Exercise aim :: From the line containing "Convert this screenshot" through the last line of the records below, each line is to be repeated exactly; pictures are to be omitted.

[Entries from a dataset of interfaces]
::::::::::

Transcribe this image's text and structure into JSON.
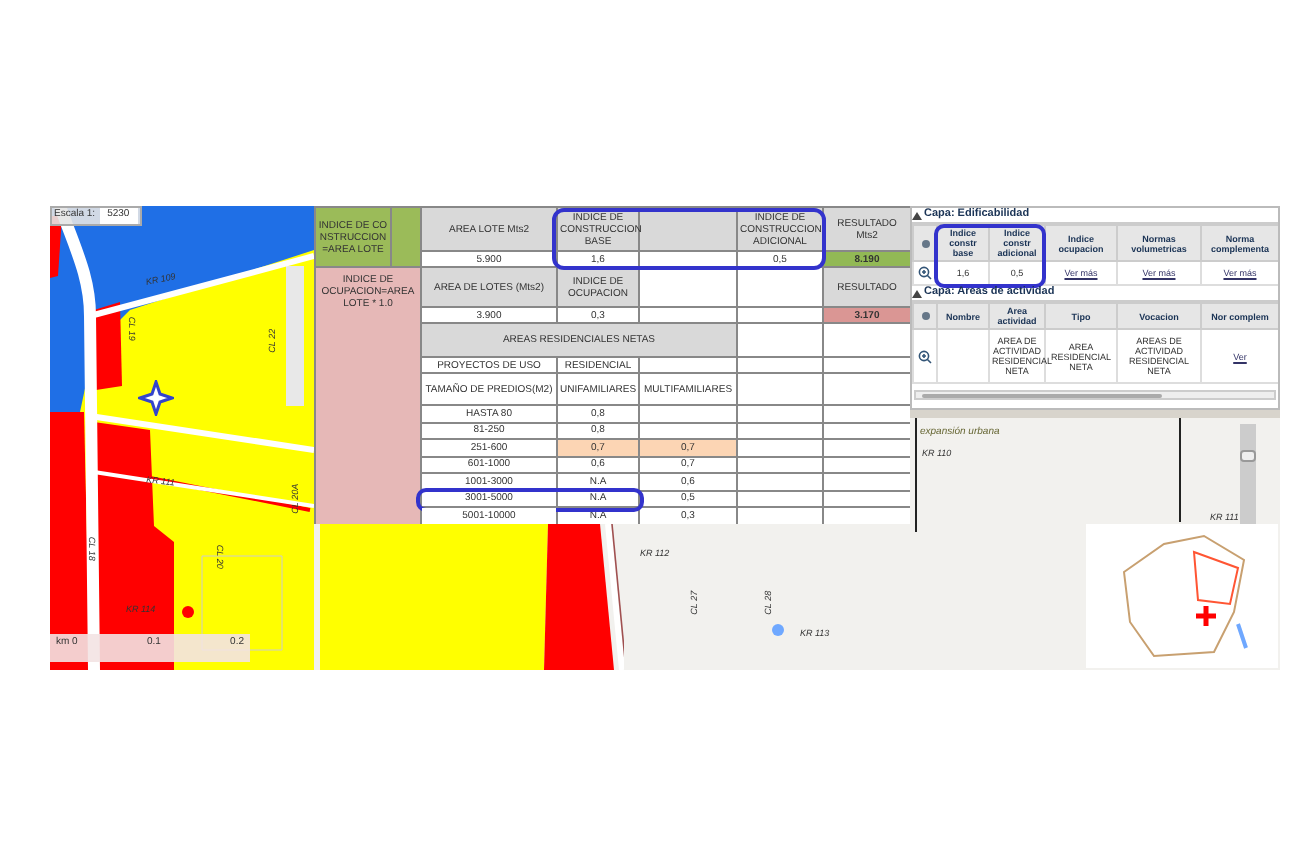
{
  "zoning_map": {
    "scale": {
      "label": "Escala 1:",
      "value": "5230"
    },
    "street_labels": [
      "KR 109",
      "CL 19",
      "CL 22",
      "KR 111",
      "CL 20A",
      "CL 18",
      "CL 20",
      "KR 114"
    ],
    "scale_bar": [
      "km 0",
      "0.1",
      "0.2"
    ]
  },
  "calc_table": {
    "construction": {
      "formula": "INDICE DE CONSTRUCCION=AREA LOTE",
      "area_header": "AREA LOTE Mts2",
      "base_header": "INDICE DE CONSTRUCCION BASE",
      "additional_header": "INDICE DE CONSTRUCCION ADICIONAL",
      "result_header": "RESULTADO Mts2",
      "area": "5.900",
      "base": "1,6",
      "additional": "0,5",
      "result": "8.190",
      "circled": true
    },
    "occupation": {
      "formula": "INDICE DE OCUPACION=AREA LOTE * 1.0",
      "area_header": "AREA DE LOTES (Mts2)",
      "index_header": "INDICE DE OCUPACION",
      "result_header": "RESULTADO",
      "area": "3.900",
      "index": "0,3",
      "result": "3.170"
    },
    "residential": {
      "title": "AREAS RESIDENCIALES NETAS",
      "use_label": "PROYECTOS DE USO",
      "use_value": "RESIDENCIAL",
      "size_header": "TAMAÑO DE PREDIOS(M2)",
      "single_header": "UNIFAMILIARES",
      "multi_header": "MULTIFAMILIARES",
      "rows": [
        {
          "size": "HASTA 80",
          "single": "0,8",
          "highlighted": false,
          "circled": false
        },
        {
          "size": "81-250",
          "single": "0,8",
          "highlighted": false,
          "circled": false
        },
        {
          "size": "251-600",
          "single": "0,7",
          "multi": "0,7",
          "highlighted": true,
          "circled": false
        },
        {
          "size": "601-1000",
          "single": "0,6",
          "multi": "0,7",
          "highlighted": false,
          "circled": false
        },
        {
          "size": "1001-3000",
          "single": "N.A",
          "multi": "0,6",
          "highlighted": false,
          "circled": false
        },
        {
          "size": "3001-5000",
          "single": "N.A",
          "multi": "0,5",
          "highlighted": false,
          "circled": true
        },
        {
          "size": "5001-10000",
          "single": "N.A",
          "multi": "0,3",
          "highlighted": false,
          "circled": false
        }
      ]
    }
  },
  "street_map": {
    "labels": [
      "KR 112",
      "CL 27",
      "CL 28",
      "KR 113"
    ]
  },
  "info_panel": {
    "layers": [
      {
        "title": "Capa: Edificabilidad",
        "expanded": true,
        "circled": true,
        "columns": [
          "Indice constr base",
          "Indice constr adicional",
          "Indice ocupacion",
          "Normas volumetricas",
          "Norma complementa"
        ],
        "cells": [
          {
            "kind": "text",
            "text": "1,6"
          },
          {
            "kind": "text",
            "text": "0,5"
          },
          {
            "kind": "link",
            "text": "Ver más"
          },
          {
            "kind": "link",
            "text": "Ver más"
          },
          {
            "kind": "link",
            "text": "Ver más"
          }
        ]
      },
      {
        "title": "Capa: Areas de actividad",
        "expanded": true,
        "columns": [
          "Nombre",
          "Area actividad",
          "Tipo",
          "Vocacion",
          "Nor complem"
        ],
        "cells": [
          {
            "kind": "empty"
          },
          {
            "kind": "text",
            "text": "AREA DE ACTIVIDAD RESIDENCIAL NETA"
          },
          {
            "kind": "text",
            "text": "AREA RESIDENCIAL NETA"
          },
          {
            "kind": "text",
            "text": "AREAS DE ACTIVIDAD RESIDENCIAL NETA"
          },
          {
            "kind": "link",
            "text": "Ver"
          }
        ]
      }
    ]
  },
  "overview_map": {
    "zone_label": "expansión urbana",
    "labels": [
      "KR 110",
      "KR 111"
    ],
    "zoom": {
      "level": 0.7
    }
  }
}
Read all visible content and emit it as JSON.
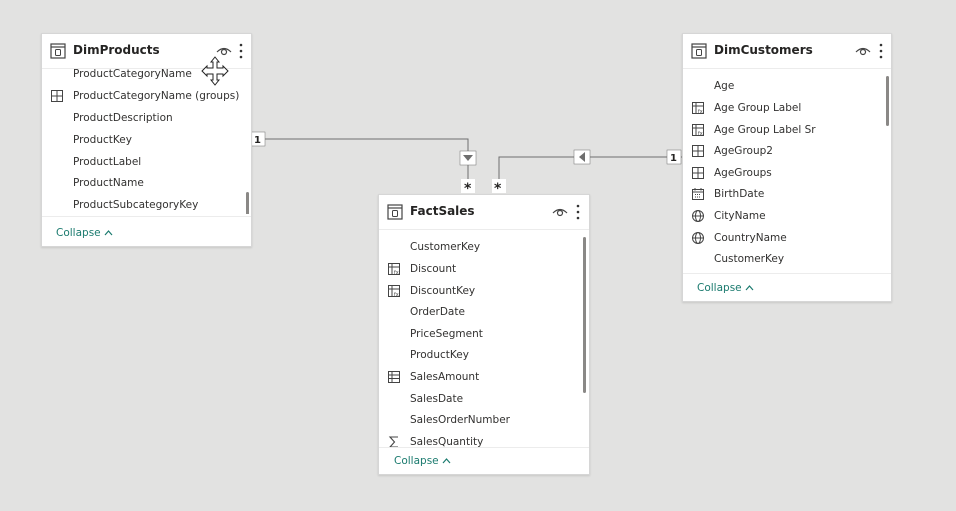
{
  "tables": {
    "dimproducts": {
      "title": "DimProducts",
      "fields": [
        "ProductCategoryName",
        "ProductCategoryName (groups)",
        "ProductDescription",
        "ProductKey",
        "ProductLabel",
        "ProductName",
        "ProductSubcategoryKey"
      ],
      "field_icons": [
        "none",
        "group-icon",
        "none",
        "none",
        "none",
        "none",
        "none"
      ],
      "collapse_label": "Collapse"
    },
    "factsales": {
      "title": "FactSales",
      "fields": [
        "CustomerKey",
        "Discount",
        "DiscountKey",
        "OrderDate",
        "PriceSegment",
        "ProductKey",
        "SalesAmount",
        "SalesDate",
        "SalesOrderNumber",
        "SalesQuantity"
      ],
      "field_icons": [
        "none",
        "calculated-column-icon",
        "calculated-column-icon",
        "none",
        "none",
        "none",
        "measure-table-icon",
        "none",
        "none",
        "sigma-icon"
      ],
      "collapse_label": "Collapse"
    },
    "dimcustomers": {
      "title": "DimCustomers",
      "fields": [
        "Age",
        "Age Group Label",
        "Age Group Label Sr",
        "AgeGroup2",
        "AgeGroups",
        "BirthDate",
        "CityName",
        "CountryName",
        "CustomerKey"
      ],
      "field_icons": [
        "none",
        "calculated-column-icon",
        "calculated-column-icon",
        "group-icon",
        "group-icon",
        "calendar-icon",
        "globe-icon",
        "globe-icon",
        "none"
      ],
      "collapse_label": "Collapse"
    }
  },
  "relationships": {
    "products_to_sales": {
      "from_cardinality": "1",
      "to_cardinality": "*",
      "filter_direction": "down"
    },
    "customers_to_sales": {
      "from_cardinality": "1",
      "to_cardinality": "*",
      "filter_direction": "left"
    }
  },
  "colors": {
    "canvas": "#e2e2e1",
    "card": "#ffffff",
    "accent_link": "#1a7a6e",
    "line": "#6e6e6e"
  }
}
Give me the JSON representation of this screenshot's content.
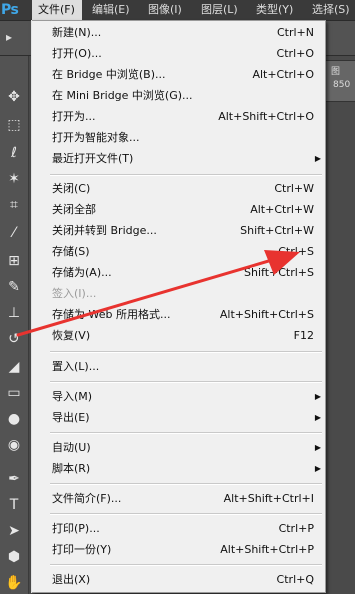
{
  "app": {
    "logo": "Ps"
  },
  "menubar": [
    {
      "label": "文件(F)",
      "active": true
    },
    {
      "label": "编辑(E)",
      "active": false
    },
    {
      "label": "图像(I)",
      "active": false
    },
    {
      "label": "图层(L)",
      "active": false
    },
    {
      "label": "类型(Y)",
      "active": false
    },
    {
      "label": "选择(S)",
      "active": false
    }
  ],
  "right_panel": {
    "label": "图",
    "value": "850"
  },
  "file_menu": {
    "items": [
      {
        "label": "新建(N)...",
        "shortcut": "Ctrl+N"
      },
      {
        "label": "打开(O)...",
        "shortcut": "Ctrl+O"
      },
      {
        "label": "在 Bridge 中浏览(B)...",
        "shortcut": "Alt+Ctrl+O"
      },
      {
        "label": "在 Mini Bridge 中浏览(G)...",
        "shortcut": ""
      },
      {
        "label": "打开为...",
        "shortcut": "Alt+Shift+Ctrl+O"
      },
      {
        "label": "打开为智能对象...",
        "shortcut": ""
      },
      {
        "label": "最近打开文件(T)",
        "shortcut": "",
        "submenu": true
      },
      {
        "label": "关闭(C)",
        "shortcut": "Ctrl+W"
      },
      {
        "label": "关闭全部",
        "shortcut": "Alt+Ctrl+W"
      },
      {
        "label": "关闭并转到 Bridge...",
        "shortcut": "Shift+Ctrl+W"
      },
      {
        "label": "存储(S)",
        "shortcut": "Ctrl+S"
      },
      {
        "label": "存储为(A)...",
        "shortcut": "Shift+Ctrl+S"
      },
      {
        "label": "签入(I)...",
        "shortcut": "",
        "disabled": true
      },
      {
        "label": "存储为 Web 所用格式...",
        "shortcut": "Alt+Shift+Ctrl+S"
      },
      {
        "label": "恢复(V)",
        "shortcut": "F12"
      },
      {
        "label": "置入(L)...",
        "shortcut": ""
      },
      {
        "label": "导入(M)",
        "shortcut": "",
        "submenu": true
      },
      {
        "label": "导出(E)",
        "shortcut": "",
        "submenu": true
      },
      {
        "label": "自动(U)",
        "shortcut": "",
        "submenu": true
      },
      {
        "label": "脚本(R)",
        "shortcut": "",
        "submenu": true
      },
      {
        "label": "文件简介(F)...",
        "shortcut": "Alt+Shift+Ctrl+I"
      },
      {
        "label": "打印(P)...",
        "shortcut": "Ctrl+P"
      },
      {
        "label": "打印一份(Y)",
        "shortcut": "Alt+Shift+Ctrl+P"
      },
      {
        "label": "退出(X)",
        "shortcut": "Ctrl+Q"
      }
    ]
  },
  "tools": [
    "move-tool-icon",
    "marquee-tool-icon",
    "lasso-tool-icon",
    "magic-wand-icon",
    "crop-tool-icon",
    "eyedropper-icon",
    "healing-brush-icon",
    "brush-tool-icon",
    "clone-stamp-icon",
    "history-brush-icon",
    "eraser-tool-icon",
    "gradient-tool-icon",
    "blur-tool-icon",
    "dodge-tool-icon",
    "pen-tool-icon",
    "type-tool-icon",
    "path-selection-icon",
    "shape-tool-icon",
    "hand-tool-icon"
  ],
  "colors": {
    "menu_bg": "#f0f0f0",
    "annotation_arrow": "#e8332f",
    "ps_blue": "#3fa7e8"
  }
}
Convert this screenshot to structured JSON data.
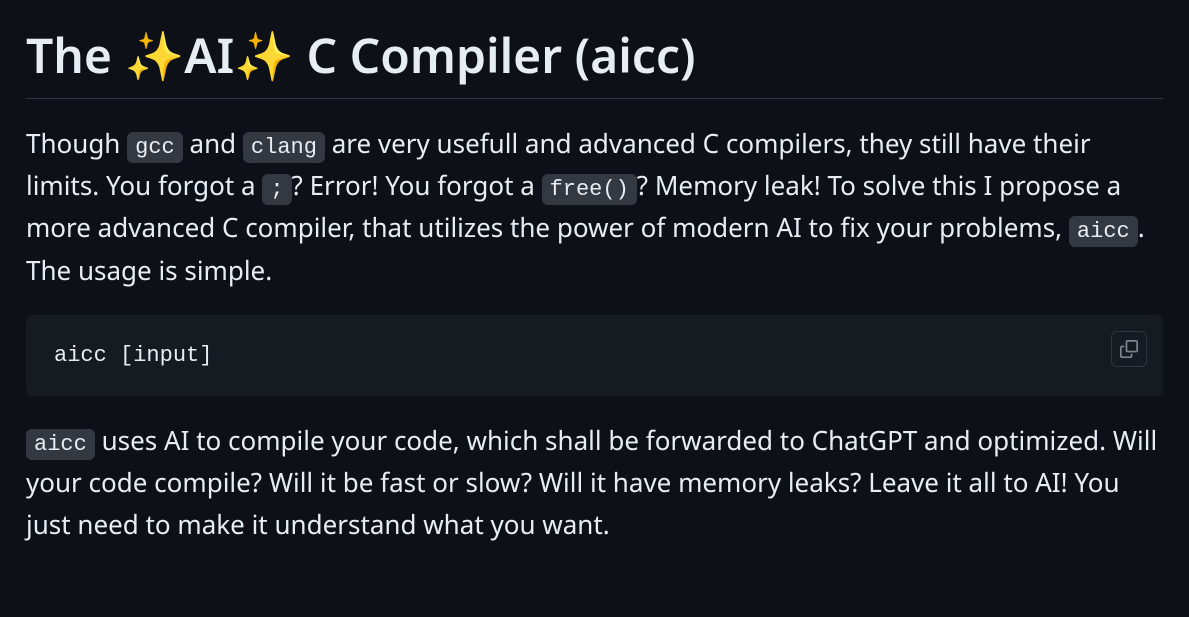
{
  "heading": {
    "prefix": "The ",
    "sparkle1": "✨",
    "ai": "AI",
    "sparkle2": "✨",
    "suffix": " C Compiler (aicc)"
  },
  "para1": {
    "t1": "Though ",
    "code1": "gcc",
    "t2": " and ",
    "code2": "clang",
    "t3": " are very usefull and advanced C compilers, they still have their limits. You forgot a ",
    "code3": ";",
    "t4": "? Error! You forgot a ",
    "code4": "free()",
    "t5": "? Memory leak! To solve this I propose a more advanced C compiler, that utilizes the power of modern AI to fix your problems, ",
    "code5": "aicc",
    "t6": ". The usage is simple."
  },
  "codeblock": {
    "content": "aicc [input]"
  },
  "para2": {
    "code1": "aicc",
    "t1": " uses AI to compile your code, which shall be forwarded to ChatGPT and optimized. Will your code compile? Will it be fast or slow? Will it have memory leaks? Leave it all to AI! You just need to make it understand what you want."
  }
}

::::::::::

Task response ::
Convert this screenshot to structured JSON data.
{
  "heading": {
    "prefix": "The ",
    "sparkle1": "✨",
    "ai": "AI",
    "sparkle2": "✨",
    "suffix": " C Compiler (aicc)"
  },
  "para1": {
    "t1": "Though ",
    "code1": "gcc",
    "t2": " and ",
    "code2": "clang",
    "t3": " are very usefull and advanced C compilers, they still have their limits. You forgot a ",
    "code3": ";",
    "t4": "? Error! You forgot a ",
    "code4": "free()",
    "t5": "? Memory leak! To solve this I propose a more advanced C compiler, that utilizes the power of modern AI to fix your problems, ",
    "code5": "aicc",
    "t6": ". The usage is simple."
  },
  "codeblock": {
    "content": "aicc [input]"
  },
  "para2": {
    "code1": "aicc",
    "t1": " uses AI to compile your code, which shall be forwarded to ChatGPT and optimized. Will your code compile? Will it be fast or slow? Will it have memory leaks? Leave it all to AI! You just need to make it understand what you want."
  }
}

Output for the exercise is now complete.